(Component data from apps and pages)
━━━━━━

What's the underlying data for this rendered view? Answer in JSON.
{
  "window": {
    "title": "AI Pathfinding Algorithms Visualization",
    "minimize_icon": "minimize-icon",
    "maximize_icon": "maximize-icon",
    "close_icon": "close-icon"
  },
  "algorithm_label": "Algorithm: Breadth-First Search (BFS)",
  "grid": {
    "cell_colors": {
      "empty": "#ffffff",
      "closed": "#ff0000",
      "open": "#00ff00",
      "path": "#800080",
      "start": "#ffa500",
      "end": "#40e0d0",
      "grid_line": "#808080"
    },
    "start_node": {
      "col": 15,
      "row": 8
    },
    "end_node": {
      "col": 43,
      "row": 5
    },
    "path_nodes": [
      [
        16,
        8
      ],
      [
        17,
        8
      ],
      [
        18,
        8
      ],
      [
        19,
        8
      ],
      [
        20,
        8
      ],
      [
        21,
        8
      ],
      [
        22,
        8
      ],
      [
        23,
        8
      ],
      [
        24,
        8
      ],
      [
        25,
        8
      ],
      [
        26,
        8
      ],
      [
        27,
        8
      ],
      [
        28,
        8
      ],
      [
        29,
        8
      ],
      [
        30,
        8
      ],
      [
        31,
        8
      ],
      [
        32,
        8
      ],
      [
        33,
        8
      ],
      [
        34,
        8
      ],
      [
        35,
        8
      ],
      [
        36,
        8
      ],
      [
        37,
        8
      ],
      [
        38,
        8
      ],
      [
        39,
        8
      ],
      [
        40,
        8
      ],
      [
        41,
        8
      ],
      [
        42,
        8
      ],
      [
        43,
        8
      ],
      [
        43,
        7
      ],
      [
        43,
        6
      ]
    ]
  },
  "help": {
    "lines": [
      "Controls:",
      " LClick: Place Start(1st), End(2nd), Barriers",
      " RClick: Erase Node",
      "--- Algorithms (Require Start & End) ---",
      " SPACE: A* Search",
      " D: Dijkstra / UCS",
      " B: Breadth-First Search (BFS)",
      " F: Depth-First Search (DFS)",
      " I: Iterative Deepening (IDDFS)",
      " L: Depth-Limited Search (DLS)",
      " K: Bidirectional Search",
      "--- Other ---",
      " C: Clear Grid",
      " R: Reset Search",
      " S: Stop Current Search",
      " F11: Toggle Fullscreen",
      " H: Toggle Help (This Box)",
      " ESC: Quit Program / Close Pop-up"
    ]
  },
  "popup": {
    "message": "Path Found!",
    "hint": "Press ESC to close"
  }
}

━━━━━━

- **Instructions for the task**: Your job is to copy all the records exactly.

- **Written answer**:
What's the underlying data for this rendered view? Answer in JSON.
{
  "window": {
    "title": "AI Pathfinding Algorithms Visualization",
    "minimize_icon": "minimize-icon",
    "maximize_icon": "maximize-icon",
    "close_icon": "close-icon"
  },
  "algorithm_label": "Algorithm: Breadth-First Search (BFS)",
  "grid": {
    "cell_colors": {
      "empty": "#ffffff",
      "closed": "#ff0000",
      "open": "#00ff00",
      "path": "#800080",
      "start": "#ffa500",
      "end": "#40e0d0",
      "grid_line": "#808080"
    },
    "start_node": {
      "col": 15,
      "row": 8
    },
    "end_node": {
      "col": 43,
      "row": 5
    },
    "path_nodes": [
      [
        16,
        8
      ],
      [
        17,
        8
      ],
      [
        18,
        8
      ],
      [
        19,
        8
      ],
      [
        20,
        8
      ],
      [
        21,
        8
      ],
      [
        22,
        8
      ],
      [
        23,
        8
      ],
      [
        24,
        8
      ],
      [
        25,
        8
      ],
      [
        26,
        8
      ],
      [
        27,
        8
      ],
      [
        28,
        8
      ],
      [
        29,
        8
      ],
      [
        30,
        8
      ],
      [
        31,
        8
      ],
      [
        32,
        8
      ],
      [
        33,
        8
      ],
      [
        34,
        8
      ],
      [
        35,
        8
      ],
      [
        36,
        8
      ],
      [
        37,
        8
      ],
      [
        38,
        8
      ],
      [
        39,
        8
      ],
      [
        40,
        8
      ],
      [
        41,
        8
      ],
      [
        42,
        8
      ],
      [
        43,
        8
      ],
      [
        43,
        7
      ],
      [
        43,
        6
      ]
    ]
  },
  "help": {
    "lines": [
      "Controls:",
      " LClick: Place Start(1st), End(2nd), Barriers",
      " RClick: Erase Node",
      "--- Algorithms (Require Start & End) ---",
      " SPACE: A* Search",
      " D: Dijkstra / UCS",
      " B: Breadth-First Search (BFS)",
      " F: Depth-First Search (DFS)",
      " I: Iterative Deepening (IDDFS)",
      " L: Depth-Limited Search (DLS)",
      " K: Bidirectional Search",
      "--- Other ---",
      " C: Clear Grid",
      " R: Reset Search",
      " S: Stop Current Search",
      " F11: Toggle Fullscreen",
      " H: Toggle Help (This Box)",
      " ESC: Quit Program / Close Pop-up"
    ]
  },
  "popup": {
    "message": "Path Found!",
    "hint": "Press ESC to close"
  }
}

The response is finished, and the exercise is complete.